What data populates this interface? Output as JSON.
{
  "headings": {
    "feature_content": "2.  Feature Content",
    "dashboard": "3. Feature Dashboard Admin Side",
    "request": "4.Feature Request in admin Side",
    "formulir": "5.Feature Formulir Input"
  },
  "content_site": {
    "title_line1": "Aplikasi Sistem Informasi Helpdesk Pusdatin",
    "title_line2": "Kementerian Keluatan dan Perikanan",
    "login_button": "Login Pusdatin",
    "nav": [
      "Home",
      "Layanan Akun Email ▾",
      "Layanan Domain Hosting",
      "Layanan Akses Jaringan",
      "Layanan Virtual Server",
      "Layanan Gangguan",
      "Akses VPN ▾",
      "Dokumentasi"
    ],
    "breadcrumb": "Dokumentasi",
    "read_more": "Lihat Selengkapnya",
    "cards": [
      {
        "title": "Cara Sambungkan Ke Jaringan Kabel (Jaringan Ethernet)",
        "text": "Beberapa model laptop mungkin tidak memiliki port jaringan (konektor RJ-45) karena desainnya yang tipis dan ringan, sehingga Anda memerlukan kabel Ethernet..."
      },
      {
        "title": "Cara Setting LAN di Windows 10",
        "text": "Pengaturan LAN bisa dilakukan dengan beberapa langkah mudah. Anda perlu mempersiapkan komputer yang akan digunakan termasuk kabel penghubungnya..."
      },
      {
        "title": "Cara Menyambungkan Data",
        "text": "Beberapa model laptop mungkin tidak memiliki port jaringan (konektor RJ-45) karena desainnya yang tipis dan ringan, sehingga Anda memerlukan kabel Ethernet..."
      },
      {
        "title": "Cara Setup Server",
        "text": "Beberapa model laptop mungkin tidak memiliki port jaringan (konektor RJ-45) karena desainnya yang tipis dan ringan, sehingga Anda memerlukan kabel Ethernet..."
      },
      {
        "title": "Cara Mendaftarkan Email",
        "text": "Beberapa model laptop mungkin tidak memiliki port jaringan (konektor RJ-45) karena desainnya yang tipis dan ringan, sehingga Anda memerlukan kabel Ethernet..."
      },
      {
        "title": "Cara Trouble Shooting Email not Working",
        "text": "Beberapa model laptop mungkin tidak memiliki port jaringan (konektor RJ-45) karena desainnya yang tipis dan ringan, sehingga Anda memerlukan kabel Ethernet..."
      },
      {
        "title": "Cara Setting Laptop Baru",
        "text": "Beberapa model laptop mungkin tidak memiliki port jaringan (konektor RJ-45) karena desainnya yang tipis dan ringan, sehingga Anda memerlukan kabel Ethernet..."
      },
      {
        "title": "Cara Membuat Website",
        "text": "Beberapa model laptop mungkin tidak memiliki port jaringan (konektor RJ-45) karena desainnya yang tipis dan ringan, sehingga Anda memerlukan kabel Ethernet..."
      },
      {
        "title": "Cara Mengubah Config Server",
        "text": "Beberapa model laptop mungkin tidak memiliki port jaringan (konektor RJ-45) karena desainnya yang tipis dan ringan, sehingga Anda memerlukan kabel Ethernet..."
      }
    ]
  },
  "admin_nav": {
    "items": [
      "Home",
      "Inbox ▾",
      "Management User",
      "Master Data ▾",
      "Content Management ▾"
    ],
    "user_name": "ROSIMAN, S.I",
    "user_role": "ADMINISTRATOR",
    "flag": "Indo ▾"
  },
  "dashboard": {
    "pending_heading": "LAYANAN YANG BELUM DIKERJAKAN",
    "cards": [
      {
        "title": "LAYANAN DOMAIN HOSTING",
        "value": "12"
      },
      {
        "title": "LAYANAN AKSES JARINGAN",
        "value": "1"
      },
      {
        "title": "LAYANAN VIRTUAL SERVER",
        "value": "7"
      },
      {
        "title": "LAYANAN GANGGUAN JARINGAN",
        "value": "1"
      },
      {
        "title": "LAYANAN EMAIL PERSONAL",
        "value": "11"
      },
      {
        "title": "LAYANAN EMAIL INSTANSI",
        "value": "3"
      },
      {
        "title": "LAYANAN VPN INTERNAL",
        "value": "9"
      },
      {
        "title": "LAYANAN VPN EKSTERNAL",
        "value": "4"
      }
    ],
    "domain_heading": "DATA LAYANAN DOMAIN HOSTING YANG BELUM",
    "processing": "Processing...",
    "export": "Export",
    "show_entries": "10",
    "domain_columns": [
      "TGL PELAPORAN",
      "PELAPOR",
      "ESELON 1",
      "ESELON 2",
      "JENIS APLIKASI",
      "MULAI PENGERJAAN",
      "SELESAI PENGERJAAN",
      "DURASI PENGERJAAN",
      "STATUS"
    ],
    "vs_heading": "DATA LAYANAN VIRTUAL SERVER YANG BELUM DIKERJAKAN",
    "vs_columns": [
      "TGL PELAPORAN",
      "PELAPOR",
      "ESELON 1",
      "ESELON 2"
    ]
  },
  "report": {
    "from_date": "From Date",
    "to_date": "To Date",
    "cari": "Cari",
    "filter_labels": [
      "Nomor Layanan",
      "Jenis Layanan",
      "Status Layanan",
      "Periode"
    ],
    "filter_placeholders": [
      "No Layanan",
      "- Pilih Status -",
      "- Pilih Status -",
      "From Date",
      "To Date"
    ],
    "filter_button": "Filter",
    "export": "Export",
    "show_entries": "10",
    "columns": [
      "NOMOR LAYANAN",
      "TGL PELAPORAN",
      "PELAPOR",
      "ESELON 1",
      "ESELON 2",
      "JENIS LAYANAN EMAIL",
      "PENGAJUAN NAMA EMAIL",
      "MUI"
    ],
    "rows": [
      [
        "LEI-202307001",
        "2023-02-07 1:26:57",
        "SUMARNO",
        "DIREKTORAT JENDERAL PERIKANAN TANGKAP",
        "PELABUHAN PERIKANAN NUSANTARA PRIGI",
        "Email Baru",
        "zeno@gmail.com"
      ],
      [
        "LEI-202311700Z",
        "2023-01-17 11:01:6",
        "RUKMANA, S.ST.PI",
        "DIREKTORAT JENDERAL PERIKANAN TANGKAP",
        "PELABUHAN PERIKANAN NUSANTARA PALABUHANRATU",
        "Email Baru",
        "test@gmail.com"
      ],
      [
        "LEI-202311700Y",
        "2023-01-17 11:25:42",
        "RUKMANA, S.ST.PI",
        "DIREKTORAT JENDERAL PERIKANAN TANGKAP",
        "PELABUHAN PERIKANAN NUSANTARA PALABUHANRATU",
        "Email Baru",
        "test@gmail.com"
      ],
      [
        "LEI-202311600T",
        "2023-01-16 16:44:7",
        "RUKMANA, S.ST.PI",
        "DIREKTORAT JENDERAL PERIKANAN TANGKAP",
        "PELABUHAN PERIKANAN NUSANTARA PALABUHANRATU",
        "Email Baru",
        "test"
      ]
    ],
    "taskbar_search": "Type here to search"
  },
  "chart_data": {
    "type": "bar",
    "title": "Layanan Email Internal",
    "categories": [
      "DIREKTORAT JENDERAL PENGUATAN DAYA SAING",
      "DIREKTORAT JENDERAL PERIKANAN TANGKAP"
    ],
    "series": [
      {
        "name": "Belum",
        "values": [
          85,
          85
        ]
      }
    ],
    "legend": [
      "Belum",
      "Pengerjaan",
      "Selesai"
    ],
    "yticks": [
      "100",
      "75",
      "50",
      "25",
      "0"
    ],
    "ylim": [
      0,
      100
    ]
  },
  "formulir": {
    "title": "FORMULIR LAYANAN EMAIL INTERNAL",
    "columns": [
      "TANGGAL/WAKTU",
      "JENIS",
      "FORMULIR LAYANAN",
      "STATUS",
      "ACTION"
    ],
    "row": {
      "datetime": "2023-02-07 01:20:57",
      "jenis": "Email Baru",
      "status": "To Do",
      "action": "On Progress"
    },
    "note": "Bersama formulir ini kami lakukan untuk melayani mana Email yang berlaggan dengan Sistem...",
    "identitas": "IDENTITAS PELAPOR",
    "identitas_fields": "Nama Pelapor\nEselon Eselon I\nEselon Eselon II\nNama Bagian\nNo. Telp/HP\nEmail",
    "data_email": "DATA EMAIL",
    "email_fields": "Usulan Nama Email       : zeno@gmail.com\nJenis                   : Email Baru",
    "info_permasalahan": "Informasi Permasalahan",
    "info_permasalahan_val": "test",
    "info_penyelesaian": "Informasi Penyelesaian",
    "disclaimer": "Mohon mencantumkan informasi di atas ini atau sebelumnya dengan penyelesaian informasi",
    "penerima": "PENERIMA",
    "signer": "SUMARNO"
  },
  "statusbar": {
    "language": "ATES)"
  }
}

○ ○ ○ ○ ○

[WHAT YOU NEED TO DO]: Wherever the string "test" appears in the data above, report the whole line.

[EXERCISE OUTPUT]:
        "test@gmail.com"
        "test@gmail.com"
        "test"
    "info_permasalahan_val": "test",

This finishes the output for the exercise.